In an unprecedented response, Starbucks quickly announced an ambitious initiative in which it will close all of its over 8,000 company-owned US stores on May 29 so that nearly 175,000 employees can attend an anti-bias training. By conveying that the company takes this matter seriously and is committed to addressing it, the announcement won the coffee chain praise in the world of public relations, but from the perspective of HR—and Diversity and Inclusion more specifically—the standards for success are much higher and more difficult to meet. To make this response count as more than a PR spectacle, Starbucks will need to demonstrate that it’s not just making the right kind of noise, but actually making meaningful changes that are tangible to its vast numbers of nonwhite customers and employees. Furthermore, whether the initiative succeeds or fails, it stands to have an impact far beyond this one company. The stakes are high and all eyes are on Starbucks.
From the D&I research team at CEB, now Gartner, here are some points Starbucks should keep in mind in designing and deploying this anti-bias initiative—and for HR leaders at other organizations to consider in their own efforts to combat the insidious problem of bias.
Anti-Bias Training Should Encompass all Stakeholders’ Perspectives
To underscore the importance of this training, Starbucks announced that the curriculum would be designed with help from prominent experts in civil rights and racial justice, including former attorney general Eric Holder, President and Director-Counsel of the NAACP Legal Defense Fund Sherrilyn Ifill, and Bryan Stevenson, founder and Executive Director of the Equal Justice Initiative. This A-list roster lends an extra dose of credibility to the initiative, but Starbucks might also consider engaging with the communities they serve to understand the experiences of their nonwhite customers on a more personal level. A great example of this kind of stakeholder-focused inclusion strategy is ANZ Bank’s accessibility initiative for people with disabilities, which involved stakeholders across the workforce, workplace, and marketplace in determining accessibility goals and how the bank would achieve them. (CEB Diversity & Inclusion Leadership Council members can read the case study here.)

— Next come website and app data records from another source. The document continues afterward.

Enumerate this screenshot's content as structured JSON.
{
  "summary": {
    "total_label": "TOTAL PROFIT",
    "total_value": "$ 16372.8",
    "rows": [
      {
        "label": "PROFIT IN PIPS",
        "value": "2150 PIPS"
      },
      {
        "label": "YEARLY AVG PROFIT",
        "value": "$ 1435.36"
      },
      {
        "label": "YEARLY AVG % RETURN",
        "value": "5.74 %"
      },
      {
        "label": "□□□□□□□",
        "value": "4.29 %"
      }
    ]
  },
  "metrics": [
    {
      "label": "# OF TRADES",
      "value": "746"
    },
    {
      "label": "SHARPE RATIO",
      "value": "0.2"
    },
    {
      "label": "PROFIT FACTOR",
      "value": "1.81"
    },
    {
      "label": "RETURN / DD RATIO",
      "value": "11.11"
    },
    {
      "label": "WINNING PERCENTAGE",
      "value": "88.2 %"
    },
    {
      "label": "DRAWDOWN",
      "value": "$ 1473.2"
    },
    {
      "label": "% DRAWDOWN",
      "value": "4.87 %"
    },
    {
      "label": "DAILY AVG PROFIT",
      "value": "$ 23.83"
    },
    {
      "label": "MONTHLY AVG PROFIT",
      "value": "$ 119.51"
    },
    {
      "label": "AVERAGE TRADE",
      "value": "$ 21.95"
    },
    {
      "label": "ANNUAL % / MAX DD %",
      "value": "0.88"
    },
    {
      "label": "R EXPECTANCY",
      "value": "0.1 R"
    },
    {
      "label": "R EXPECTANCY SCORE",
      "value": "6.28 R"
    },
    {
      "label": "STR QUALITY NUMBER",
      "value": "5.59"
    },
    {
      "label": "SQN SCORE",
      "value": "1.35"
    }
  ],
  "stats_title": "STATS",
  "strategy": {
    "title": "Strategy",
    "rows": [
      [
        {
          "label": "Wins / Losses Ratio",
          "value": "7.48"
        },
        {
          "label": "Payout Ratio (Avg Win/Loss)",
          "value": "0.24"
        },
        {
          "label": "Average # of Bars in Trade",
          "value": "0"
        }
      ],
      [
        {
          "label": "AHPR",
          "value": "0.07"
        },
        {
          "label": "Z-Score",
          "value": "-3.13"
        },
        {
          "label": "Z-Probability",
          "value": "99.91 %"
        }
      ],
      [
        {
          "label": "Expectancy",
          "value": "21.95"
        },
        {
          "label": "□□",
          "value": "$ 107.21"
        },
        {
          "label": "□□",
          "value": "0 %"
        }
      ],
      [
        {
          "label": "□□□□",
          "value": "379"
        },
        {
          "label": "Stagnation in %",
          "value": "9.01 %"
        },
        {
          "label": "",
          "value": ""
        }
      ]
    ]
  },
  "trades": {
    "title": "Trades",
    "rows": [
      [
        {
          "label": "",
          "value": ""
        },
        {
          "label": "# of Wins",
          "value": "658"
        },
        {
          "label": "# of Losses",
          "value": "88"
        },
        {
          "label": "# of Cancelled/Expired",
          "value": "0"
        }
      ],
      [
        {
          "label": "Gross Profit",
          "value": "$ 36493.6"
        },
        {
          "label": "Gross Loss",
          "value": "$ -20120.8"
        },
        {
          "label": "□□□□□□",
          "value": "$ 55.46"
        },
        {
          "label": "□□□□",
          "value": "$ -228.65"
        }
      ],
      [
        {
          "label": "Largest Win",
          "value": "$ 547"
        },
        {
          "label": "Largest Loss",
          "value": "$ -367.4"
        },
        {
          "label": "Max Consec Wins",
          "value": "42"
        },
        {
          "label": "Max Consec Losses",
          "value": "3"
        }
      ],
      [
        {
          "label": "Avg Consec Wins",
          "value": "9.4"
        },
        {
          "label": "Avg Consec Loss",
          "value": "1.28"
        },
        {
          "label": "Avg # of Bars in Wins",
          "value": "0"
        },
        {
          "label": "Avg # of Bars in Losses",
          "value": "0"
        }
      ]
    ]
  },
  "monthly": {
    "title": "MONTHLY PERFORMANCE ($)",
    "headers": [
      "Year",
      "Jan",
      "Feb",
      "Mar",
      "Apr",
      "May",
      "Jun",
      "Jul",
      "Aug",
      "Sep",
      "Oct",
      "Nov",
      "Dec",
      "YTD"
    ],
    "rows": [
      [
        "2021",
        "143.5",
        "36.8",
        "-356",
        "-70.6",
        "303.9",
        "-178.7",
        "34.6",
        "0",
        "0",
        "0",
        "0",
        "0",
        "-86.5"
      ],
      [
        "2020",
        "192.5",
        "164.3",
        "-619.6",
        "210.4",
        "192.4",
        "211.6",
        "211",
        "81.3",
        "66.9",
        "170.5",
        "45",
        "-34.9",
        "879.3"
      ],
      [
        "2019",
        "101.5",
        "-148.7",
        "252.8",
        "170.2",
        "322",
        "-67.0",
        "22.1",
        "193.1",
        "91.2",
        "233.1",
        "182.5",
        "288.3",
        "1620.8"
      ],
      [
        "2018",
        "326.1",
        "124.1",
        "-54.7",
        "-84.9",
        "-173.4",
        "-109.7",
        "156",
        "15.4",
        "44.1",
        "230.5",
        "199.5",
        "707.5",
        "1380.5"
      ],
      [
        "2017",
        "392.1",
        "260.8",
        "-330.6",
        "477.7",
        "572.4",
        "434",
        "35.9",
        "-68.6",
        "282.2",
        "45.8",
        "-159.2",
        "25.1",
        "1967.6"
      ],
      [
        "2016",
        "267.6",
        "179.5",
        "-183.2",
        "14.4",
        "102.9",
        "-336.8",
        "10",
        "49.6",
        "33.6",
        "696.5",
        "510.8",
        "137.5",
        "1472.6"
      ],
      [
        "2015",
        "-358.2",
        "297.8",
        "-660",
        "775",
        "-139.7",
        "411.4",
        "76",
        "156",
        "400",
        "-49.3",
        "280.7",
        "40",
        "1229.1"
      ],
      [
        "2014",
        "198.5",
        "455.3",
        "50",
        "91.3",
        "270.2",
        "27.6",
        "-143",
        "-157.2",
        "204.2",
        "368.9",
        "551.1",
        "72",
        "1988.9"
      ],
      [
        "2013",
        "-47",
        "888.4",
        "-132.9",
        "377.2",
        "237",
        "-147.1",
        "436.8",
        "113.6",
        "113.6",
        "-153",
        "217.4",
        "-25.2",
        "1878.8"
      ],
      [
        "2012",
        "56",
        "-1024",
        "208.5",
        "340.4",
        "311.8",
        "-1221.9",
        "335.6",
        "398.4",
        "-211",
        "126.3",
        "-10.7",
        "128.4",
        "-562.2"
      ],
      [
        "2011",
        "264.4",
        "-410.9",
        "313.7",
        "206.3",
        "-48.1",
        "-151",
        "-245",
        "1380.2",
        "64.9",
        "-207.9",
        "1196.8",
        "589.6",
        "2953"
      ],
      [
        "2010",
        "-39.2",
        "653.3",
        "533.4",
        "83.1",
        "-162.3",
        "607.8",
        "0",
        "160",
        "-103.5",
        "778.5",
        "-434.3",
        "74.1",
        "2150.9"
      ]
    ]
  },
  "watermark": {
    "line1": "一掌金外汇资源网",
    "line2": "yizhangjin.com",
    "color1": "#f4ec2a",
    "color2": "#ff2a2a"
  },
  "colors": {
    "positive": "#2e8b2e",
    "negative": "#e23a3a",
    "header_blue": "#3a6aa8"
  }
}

Starbucks could also benefit from bringing employees’ voices and experiences into the conversation as opposed to making this a one-way training exercise. To be fair to the staff, they’re often at the frontlines of how the public feels about the company (like the time that a Miami man was videoed screaming “Trump!” at a black Starbucks employee, or the “Trump cup” protest, or the “open carry” protest, or the annual “war on Christmas” protests). Starbucks doesn’t exist to serve the community in the same way as the police or the government, but the company has consistently worked to cultivate a brand image of its cafés as public spaces, which imposes a unique set of challenges for its front-line employees.